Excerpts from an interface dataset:
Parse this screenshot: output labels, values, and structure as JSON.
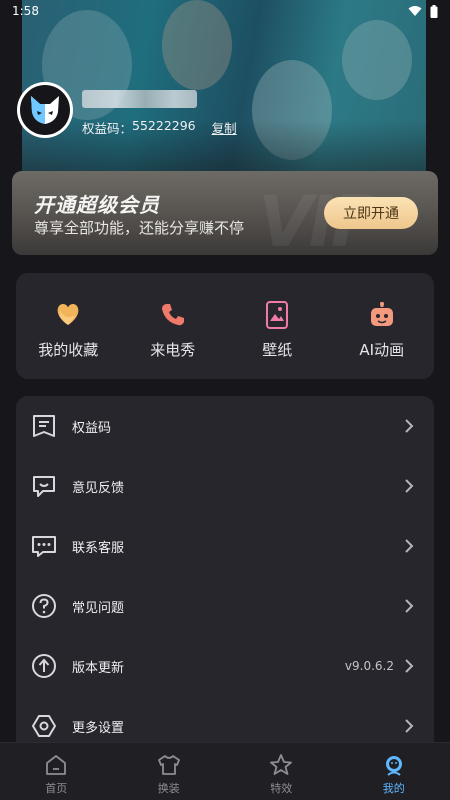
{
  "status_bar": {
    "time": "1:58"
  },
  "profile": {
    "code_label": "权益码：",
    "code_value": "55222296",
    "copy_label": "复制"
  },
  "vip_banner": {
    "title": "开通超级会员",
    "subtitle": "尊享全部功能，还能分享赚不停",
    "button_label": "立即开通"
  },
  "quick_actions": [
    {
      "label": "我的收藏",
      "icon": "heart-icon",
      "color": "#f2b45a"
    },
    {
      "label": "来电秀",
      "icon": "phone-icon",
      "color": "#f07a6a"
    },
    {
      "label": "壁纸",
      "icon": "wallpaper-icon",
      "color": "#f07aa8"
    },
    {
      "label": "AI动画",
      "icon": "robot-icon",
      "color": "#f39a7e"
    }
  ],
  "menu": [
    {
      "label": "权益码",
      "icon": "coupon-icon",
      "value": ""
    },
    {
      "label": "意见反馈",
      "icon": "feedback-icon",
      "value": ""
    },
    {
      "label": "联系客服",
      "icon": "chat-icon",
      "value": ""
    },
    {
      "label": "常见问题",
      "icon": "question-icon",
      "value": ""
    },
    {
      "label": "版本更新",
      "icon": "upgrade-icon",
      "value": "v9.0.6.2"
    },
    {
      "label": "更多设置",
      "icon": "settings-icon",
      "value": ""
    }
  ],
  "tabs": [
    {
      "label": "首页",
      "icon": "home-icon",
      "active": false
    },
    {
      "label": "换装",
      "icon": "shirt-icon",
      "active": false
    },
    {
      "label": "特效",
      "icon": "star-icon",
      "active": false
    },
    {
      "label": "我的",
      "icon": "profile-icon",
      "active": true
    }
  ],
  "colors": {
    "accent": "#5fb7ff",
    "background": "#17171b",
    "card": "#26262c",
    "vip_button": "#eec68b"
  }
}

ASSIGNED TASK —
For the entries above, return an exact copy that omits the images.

EXERCISE RESULT —
Parse this screenshot: output labels, values, and structure as JSON.
{
  "status_bar": {
    "time": "1:58"
  },
  "profile": {
    "code_label": "权益码：",
    "code_value": "55222296",
    "copy_label": "复制"
  },
  "vip_banner": {
    "title": "开通超级会员",
    "subtitle": "尊享全部功能，还能分享赚不停",
    "button_label": "立即开通"
  },
  "quick_actions": [
    {
      "label": "我的收藏",
      "icon": "heart-icon",
      "color": "#f2b45a"
    },
    {
      "label": "来电秀",
      "icon": "phone-icon",
      "color": "#f07a6a"
    },
    {
      "label": "壁纸",
      "icon": "wallpaper-icon",
      "color": "#f07aa8"
    },
    {
      "label": "AI动画",
      "icon": "robot-icon",
      "color": "#f39a7e"
    }
  ],
  "menu": [
    {
      "label": "权益码",
      "icon": "coupon-icon",
      "value": ""
    },
    {
      "label": "意见反馈",
      "icon": "feedback-icon",
      "value": ""
    },
    {
      "label": "联系客服",
      "icon": "chat-icon",
      "value": ""
    },
    {
      "label": "常见问题",
      "icon": "question-icon",
      "value": ""
    },
    {
      "label": "版本更新",
      "icon": "upgrade-icon",
      "value": "v9.0.6.2"
    },
    {
      "label": "更多设置",
      "icon": "settings-icon",
      "value": ""
    }
  ],
  "tabs": [
    {
      "label": "首页",
      "icon": "home-icon",
      "active": false
    },
    {
      "label": "换装",
      "icon": "shirt-icon",
      "active": false
    },
    {
      "label": "特效",
      "icon": "star-icon",
      "active": false
    },
    {
      "label": "我的",
      "icon": "profile-icon",
      "active": true
    }
  ],
  "colors": {
    "accent": "#5fb7ff",
    "background": "#17171b",
    "card": "#26262c",
    "vip_button": "#eec68b"
  }
}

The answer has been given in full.